Dharmandji, who’s worked with both Beat Dynamics and Musicians Wanted, confirmed this symbiotic culture between musicians and other creatives at Emerson. 

“These organizations are really good ways for musicians to showcase their music, and people that are into film and directing are not only helping musicians but can [also] create something using their passions,” she said. 

The mutually beneficial relationships between organizations and musicians demonstrate that at Emerson, building your musical brand is all about who you know. Dawson said he’s tapped into the talents of fellow VMA majors for many of his personal projects.

“You and those people you form connections with can help each other to reach heights you thought were unattainable,” Dawson said.

Dharmandji also stressed the importance of word-of-mouth when it comes to marketing yourself. 

“It’s definitely just been a lot of making friends with specific people or someone hearing about me from a mutual friend,” she explained. “There’s this simplicity of just finding people who make music and also want to meet with you.”

Thanks to Boston’s wealth of higher education institutions, Emerson students can compensate for the college’s lack of a music production curriculum by befriending and acquainting themselves with the scene of nearby schools. Next semester, Thadhani is studying abroad with Berklee Valencia—Berklee’s international campus in Spain— in hopes of filling the current gaps in her musical knowledge. 

“They have the best music business school there, and I’m taking that opportunity,” she said. “I’m just beyond excited to be at a school like [Berklee Valencia].” 

Some students prefer to promote their music outside of the academic bubble, choosing instead to focus on getting their foot in the industry’s door on a larger scale. 

“I’m trying to do some house shows and performances away from the Emerson campus to spread my name throughout the city,” Dawson said. 

Although Emerson isn’t a music school, some students plan accordingly to link their major and musical interests. 

“The reason I came here is to get my marketing communications degree at an art school. I’d be able to get my degree while still being able to make music,” Thadhani said. “I can write, I can sing, I can produce, and I can market myself.
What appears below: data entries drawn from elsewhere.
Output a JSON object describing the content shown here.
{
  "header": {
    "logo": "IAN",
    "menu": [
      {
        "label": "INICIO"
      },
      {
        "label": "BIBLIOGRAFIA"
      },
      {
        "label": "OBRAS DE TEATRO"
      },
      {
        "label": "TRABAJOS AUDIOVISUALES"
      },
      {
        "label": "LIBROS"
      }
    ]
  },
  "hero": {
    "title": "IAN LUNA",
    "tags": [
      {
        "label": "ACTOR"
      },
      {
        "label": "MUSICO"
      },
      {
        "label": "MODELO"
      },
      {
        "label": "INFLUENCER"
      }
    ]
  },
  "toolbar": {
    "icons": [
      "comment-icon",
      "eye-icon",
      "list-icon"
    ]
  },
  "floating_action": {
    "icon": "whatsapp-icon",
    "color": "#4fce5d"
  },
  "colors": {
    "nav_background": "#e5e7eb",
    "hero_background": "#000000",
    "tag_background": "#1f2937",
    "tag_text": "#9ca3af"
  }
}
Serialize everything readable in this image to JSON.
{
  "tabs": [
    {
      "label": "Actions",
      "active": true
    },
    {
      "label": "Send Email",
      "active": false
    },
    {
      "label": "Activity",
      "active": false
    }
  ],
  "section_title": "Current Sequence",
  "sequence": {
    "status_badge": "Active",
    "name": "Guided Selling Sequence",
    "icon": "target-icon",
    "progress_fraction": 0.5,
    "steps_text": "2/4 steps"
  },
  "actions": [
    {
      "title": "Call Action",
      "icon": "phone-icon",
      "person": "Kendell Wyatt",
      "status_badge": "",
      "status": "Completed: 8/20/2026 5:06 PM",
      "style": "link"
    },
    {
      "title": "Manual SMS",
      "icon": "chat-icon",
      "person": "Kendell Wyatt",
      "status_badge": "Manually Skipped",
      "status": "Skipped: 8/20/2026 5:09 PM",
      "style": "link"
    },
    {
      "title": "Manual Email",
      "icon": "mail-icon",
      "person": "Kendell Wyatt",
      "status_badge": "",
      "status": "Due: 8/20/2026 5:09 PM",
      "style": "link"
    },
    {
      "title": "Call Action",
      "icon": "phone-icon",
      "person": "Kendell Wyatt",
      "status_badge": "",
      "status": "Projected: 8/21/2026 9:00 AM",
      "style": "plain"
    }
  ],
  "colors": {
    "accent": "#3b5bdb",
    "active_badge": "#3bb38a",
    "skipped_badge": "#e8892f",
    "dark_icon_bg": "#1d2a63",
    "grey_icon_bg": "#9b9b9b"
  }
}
At the end of the day, I’m not paying royalties to somebody else.” 

It’s not only the musicians that make up the culture on campus. Music fanatics among the student body come together to contribute to Emerson’s lively and welcoming music scene. 

“I love the people at Emerson because they’re all so supportive,” Dawson said. “There’s times when I’ll see some people I’ve hardly had conversations with and they’ll be like, ‘I love your music,’ and it’s a great feeling. There’s [also] a bunch of open mic nights and different opportunities to perform so being able to take advantage of them is major.”

Emerson doesn’t offer an illustrious music program, but those that are committed to making the most of their musical talents can still have doors opened to meaningful experiences and opportunities without the added stress of having to submit their next single or composition for a grade. 

Many of the musicians at Emerson focus on the fun and expression that comes with making and performing music rather than being well-known. 

“I’ve been able to gain some really cool connections [at Emerson], and hopefully, those will work out in the future. But I’m just having fun right now,” Dharmandji said. 

A hardworking and close-knit bunch, the students of varying areas of expertise that make up Emerson’s music culture have a knack for perseverance. Whether it’s an EP release on the first day of finals or getting a take that’s just right when you share a room with two other people, there’s no challenge an Emerson musician hasn’t faced. 

It may be because of this supportive community that more students have been flocking to the music scene at Emerson over time, according to students. Those familiar with the ins and outs of Emerson’s somewhat-underground music scene seem to agree there’s been a notable influx in the number of people actively participating in the culture. 

“We’re navigating uncharted waters, but we’re also kind of making history for our music environment here,” Thadhani said.